[Source records]
──────────

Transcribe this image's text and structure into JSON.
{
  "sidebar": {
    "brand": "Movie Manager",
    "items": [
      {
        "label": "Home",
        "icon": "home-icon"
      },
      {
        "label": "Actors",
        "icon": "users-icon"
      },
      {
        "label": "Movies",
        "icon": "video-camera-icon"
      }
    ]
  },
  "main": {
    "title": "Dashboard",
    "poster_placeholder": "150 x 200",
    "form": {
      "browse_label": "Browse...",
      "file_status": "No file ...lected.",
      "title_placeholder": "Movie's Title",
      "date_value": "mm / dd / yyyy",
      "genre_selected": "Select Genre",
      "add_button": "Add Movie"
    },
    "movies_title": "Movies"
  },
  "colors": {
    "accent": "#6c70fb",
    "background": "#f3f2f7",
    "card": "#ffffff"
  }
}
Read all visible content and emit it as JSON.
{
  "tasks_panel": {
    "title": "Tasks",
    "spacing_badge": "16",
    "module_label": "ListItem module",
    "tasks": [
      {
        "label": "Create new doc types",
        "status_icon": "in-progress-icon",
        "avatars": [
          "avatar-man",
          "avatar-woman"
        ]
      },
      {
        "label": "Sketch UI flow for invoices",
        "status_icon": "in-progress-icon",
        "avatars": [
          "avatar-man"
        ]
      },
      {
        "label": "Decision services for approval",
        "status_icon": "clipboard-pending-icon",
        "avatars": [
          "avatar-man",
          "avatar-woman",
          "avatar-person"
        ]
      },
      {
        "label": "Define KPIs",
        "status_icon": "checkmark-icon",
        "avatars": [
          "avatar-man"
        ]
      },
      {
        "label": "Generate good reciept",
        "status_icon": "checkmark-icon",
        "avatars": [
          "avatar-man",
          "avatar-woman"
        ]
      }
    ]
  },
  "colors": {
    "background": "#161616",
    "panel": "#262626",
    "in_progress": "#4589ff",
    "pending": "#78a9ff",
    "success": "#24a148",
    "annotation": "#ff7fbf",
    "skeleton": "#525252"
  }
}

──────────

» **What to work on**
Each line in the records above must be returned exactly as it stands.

» **Problem solution**
Transcribe this image's text and structure into JSON.
{
  "sidebar": {
    "brand": "Movie Manager",
    "items": [
      {
        "label": "Home",
        "icon": "home-icon"
      },
      {
        "label": "Actors",
        "icon": "users-icon"
      },
      {
        "label": "Movies",
        "icon": "video-camera-icon"
      }
    ]
  },
  "main": {
    "title": "Dashboard",
    "poster_placeholder": "150 x 200",
    "form": {
      "browse_label": "Browse...",
      "file_status": "No file ...lected.",
      "title_placeholder": "Movie's Title",
      "date_value": "mm / dd / yyyy",
      "genre_selected": "Select Genre",
      "add_button": "Add Movie"
    },
    "movies_title": "Movies"
  },
  "colors": {
    "accent": "#6c70fb",
    "background": "#f3f2f7",
    "card": "#ffffff"
  }
}
Read all visible content and emit it as JSON.
{
  "tasks_panel": {
    "title": "Tasks",
    "spacing_badge": "16",
    "module_label": "ListItem module",
    "tasks": [
      {
        "label": "Create new doc types",
        "status_icon": "in-progress-icon",
        "avatars": [
          "avatar-man",
          "avatar-woman"
        ]
      },
      {
        "label": "Sketch UI flow for invoices",
        "status_icon": "in-progress-icon",
        "avatars": [
          "avatar-man"
        ]
      },
      {
        "label": "Decision services for approval",
        "status_icon": "clipboard-pending-icon",
        "avatars": [
          "avatar-man",
          "avatar-woman",
          "avatar-person"
        ]
      },
      {
        "label": "Define KPIs",
        "status_icon": "checkmark-icon",
        "avatars": [
          "avatar-man"
        ]
      },
      {
        "label": "Generate good reciept",
        "status_icon": "checkmark-icon",
        "avatars": [
          "avatar-man",
          "avatar-woman"
        ]
      }
    ]
  },
  "colors": {
    "background": "#161616",
    "panel": "#262626",
    "in_progress": "#4589ff",
    "pending": "#78a9ff",
    "success": "#24a148",
    "annotation": "#ff7fbf",
    "skeleton": "#525252"
  }
}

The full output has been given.